24 September 2018
A dim future under bright nights
Published online 30 November 2017
Humans are “voracious users of artificial lighting” and it’s getting worse.
At a conservative estimate, artificially lit areas on the Earth’s surface have been growing at a rate of 2.2% per year between 2012 and 2016, according to the authors of a new study published this week in Science Advances.
Despite the fact that more cities have switched from sodium lamps to LEDs for street lighting to save energy, new or brighter lights in other places are offsetting these savings.
“We might have hoped that the growing availability of highly efficient, solid-state LED lighting technologies might contribute to a decrease in energy usage worldwide,” says Kip Hodges, co-author and professor of earth and space exploration at Arizona State University. “Instead, it appears that the use of artificial lighting is expanding rapidly, regardless of the lighting technologies used, in ways that undoubtedly increase energy demand.”
Human use of artificial lighting is “voracious” and a global decrease in energy consumption is highly unlikely, say the scientists.
According to Hodges, night-time radiance creates negative effects on our health, ecosystems and astronomical research.
Variations in light and darkness triggers a wide range of processes from gene expression to ecosystem functions, according to Franz Hölker of the Leibniz-Institute of Freshwater Ecology and Inland Fisheries.
For humans, a spike in nighttime radiance will impact sleep. More use of LED lights means organisms are more exposed to the blue light in the spectrum, which can have negative consequences for wildlife, especially insects and mammals. As well, artificial light emissions erode the Earth’s remaining land areas that experience natural day/night light cycles.
Hölker says that such changes in skyglow and radiance threaten about 30 percent of nocturnal vertebrates and more than 60 percent of invertebrates.
Changing night habits can affect biodiversity as well as reproduction or migration patterns of many different species; insects, amphibians, fish, birds and bats. “Artificial light is an environmental pollutant with ecological and evolutionary implications for many organisms –– from bacteria to mammals, including humans –– and may reshape the entire social ecological system,” says Hölker.
The scientists measured the change in light emissions from October 2012 to October 2016, using the Visible Infrared Imaging Radiometer or VIIRS Day/Night Band, a sensor mounted on a polar-orbiting satellite called Suomi NPP.
Suomi NPP circles the Earth from pole to pole about 14 times a day.
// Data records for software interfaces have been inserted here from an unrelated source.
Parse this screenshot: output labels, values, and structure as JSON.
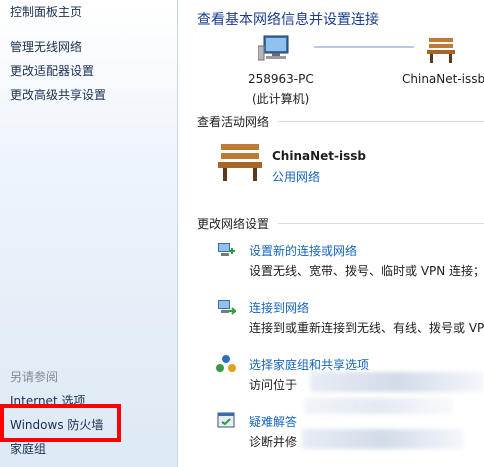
{
  "sidebar": {
    "home": "控制面板主页",
    "items": [
      "管理无线网络",
      "更改适配器设置",
      "更改高级共享设置"
    ],
    "see_also_heading": "另请参阅",
    "see_also": [
      "Internet 选项",
      "Windows 防火墙",
      "家庭组"
    ]
  },
  "header": {
    "title": "查看基本网络信息并设置连接"
  },
  "network_map": {
    "computer_name": "258963-PC",
    "computer_caption": "(此计算机)",
    "network_name": "ChinaNet-issb"
  },
  "active_networks": {
    "heading": "查看活动网络",
    "name": "ChinaNet-issb",
    "type": "公用网络"
  },
  "settings": {
    "heading": "更改网络设置",
    "tasks": [
      {
        "title": "设置新的连接或网络",
        "desc": "设置无线、宽带、拨号、临时或 VPN 连接；或",
        "icon": "network-setup-icon"
      },
      {
        "title": "连接到网络",
        "desc": "连接到或重新连接到无线、有线、拨号或 VPN",
        "icon": "connect-network-icon"
      },
      {
        "title": "选择家庭组和共享选项",
        "desc": "访问位于",
        "icon": "homegroup-icon"
      },
      {
        "title": "疑难解答",
        "desc": "诊断并修",
        "icon": "troubleshoot-icon"
      }
    ]
  },
  "colors": {
    "highlight_box": "#ff0000",
    "link": "#1565c0",
    "title": "#1a3d8f"
  }
}
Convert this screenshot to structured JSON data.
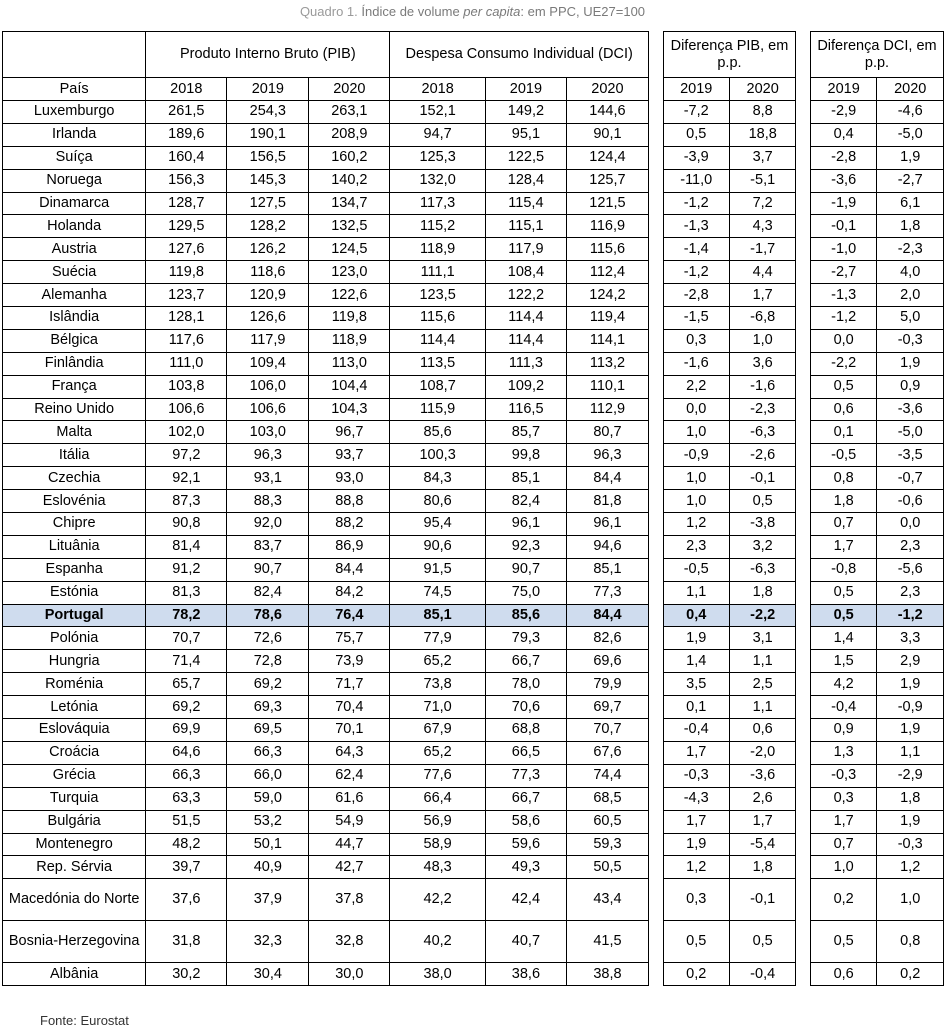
{
  "caption": {
    "label": "Quadro 1.",
    "text_a": "Índice de volume",
    "text_italic": "per capita",
    "text_b": ": em PPC, UE27=100"
  },
  "headers": {
    "pib": "Produto Interno Bruto (PIB)",
    "dci": "Despesa Consumo Individual (DCI)",
    "diff_pib": "Diferença PIB, em p.p.",
    "diff_dci": "Diferença DCI, em p.p.",
    "pais": "País",
    "y2018": "2018",
    "y2019": "2019",
    "y2020": "2020"
  },
  "rows": [
    [
      "Luxemburgo",
      "261,5",
      "254,3",
      "263,1",
      "152,1",
      "149,2",
      "144,6",
      "-7,2",
      "8,8",
      "-2,9",
      "-4,6"
    ],
    [
      "Irlanda",
      "189,6",
      "190,1",
      "208,9",
      "94,7",
      "95,1",
      "90,1",
      "0,5",
      "18,8",
      "0,4",
      "-5,0"
    ],
    [
      "Suíça",
      "160,4",
      "156,5",
      "160,2",
      "125,3",
      "122,5",
      "124,4",
      "-3,9",
      "3,7",
      "-2,8",
      "1,9"
    ],
    [
      "Noruega",
      "156,3",
      "145,3",
      "140,2",
      "132,0",
      "128,4",
      "125,7",
      "-11,0",
      "-5,1",
      "-3,6",
      "-2,7"
    ],
    [
      "Dinamarca",
      "128,7",
      "127,5",
      "134,7",
      "117,3",
      "115,4",
      "121,5",
      "-1,2",
      "7,2",
      "-1,9",
      "6,1"
    ],
    [
      "Holanda",
      "129,5",
      "128,2",
      "132,5",
      "115,2",
      "115,1",
      "116,9",
      "-1,3",
      "4,3",
      "-0,1",
      "1,8"
    ],
    [
      "Austria",
      "127,6",
      "126,2",
      "124,5",
      "118,9",
      "117,9",
      "115,6",
      "-1,4",
      "-1,7",
      "-1,0",
      "-2,3"
    ],
    [
      "Suécia",
      "119,8",
      "118,6",
      "123,0",
      "111,1",
      "108,4",
      "112,4",
      "-1,2",
      "4,4",
      "-2,7",
      "4,0"
    ],
    [
      "Alemanha",
      "123,7",
      "120,9",
      "122,6",
      "123,5",
      "122,2",
      "124,2",
      "-2,8",
      "1,7",
      "-1,3",
      "2,0"
    ],
    [
      "Islândia",
      "128,1",
      "126,6",
      "119,8",
      "115,6",
      "114,4",
      "119,4",
      "-1,5",
      "-6,8",
      "-1,2",
      "5,0"
    ],
    [
      "Bélgica",
      "117,6",
      "117,9",
      "118,9",
      "114,4",
      "114,4",
      "114,1",
      "0,3",
      "1,0",
      "0,0",
      "-0,3"
    ],
    [
      "Finlândia",
      "111,0",
      "109,4",
      "113,0",
      "113,5",
      "111,3",
      "113,2",
      "-1,6",
      "3,6",
      "-2,2",
      "1,9"
    ],
    [
      "França",
      "103,8",
      "106,0",
      "104,4",
      "108,7",
      "109,2",
      "110,1",
      "2,2",
      "-1,6",
      "0,5",
      "0,9"
    ],
    [
      "Reino Unido",
      "106,6",
      "106,6",
      "104,3",
      "115,9",
      "116,5",
      "112,9",
      "0,0",
      "-2,3",
      "0,6",
      "-3,6"
    ],
    [
      "Malta",
      "102,0",
      "103,0",
      "96,7",
      "85,6",
      "85,7",
      "80,7",
      "1,0",
      "-6,3",
      "0,1",
      "-5,0"
    ],
    [
      "Itália",
      "97,2",
      "96,3",
      "93,7",
      "100,3",
      "99,8",
      "96,3",
      "-0,9",
      "-2,6",
      "-0,5",
      "-3,5"
    ],
    [
      "Czechia",
      "92,1",
      "93,1",
      "93,0",
      "84,3",
      "85,1",
      "84,4",
      "1,0",
      "-0,1",
      "0,8",
      "-0,7"
    ],
    [
      "Eslovénia",
      "87,3",
      "88,3",
      "88,8",
      "80,6",
      "82,4",
      "81,8",
      "1,0",
      "0,5",
      "1,8",
      "-0,6"
    ],
    [
      "Chipre",
      "90,8",
      "92,0",
      "88,2",
      "95,4",
      "96,1",
      "96,1",
      "1,2",
      "-3,8",
      "0,7",
      "0,0"
    ],
    [
      "Lituânia",
      "81,4",
      "83,7",
      "86,9",
      "90,6",
      "92,3",
      "94,6",
      "2,3",
      "3,2",
      "1,7",
      "2,3"
    ],
    [
      "Espanha",
      "91,2",
      "90,7",
      "84,4",
      "91,5",
      "90,7",
      "85,1",
      "-0,5",
      "-6,3",
      "-0,8",
      "-5,6"
    ],
    [
      "Estónia",
      "81,3",
      "82,4",
      "84,2",
      "74,5",
      "75,0",
      "77,3",
      "1,1",
      "1,8",
      "0,5",
      "2,3"
    ],
    [
      "Portugal",
      "78,2",
      "78,6",
      "76,4",
      "85,1",
      "85,6",
      "84,4",
      "0,4",
      "-2,2",
      "0,5",
      "-1,2"
    ],
    [
      "Polónia",
      "70,7",
      "72,6",
      "75,7",
      "77,9",
      "79,3",
      "82,6",
      "1,9",
      "3,1",
      "1,4",
      "3,3"
    ],
    [
      "Hungria",
      "71,4",
      "72,8",
      "73,9",
      "65,2",
      "66,7",
      "69,6",
      "1,4",
      "1,1",
      "1,5",
      "2,9"
    ],
    [
      "Roménia",
      "65,7",
      "69,2",
      "71,7",
      "73,8",
      "78,0",
      "79,9",
      "3,5",
      "2,5",
      "4,2",
      "1,9"
    ],
    [
      "Letónia",
      "69,2",
      "69,3",
      "70,4",
      "71,0",
      "70,6",
      "69,7",
      "0,1",
      "1,1",
      "-0,4",
      "-0,9"
    ],
    [
      "Eslováquia",
      "69,9",
      "69,5",
      "70,1",
      "67,9",
      "68,8",
      "70,7",
      "-0,4",
      "0,6",
      "0,9",
      "1,9"
    ],
    [
      "Croácia",
      "64,6",
      "66,3",
      "64,3",
      "65,2",
      "66,5",
      "67,6",
      "1,7",
      "-2,0",
      "1,3",
      "1,1"
    ],
    [
      "Grécia",
      "66,3",
      "66,0",
      "62,4",
      "77,6",
      "77,3",
      "74,4",
      "-0,3",
      "-3,6",
      "-0,3",
      "-2,9"
    ],
    [
      "Turquia",
      "63,3",
      "59,0",
      "61,6",
      "66,4",
      "66,7",
      "68,5",
      "-4,3",
      "2,6",
      "0,3",
      "1,8"
    ],
    [
      "Bulgária",
      "51,5",
      "53,2",
      "54,9",
      "56,9",
      "58,6",
      "60,5",
      "1,7",
      "1,7",
      "1,7",
      "1,9"
    ],
    [
      "Montenegro",
      "48,2",
      "50,1",
      "44,7",
      "58,9",
      "59,6",
      "59,3",
      "1,9",
      "-5,4",
      "0,7",
      "-0,3"
    ],
    [
      "Rep. Sérvia",
      "39,7",
      "40,9",
      "42,7",
      "48,3",
      "49,3",
      "50,5",
      "1,2",
      "1,8",
      "1,0",
      "1,2"
    ],
    [
      "Macedónia do Norte",
      "37,6",
      "37,9",
      "37,8",
      "42,2",
      "42,4",
      "43,4",
      "0,3",
      "-0,1",
      "0,2",
      "1,0"
    ],
    [
      "Bosnia-Herzegovina",
      "31,8",
      "32,3",
      "32,8",
      "40,2",
      "40,7",
      "41,5",
      "0,5",
      "0,5",
      "0,5",
      "0,8"
    ],
    [
      "Albânia",
      "30,2",
      "30,4",
      "30,0",
      "38,0",
      "38,6",
      "38,8",
      "0,2",
      "-0,4",
      "0,6",
      "0,2"
    ]
  ],
  "highlight_row": "Portugal",
  "highlight_color": "#cfdcee",
  "source": "Fonte: Eurostat"
}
Each orbit has an ascending and a descending side “and it’s the descending side where we collect the nighttime data,” explains Kimberly Baugh, co-author and professor at the Cooperative Institute for Research in Environmental Sciences (CIRES) at the University of Colorado Boulder.
The study comes with caveats: the first is that radiance varied greatly by country, for instance, artificial light growth in developing countries in Africa, Asia and South America is much faster than in areas that are already very brightly lit, like the United States, and the second is that VIIRS does not see blue light.
“When we switch from orange lights to white lights that include a lot of blue, we don’t see all of the light that a human eye would,” says Christopher Kyba, co-author and remote sensing specialist at the German Research Center for Geoscience (GFZ). “That means that this measurement that we’re reporting is a lower bound on how Earth’s light is increasing.” In other words, in reality, the problem might be worsening at a much faster pace.
- Kyba, C.C.M. et al. Artificially lit surface of Earth at night increasing in radiance and extent. Sci. Adv. http://dx.doi.org/10.1126/sciadv.1701528 (2017)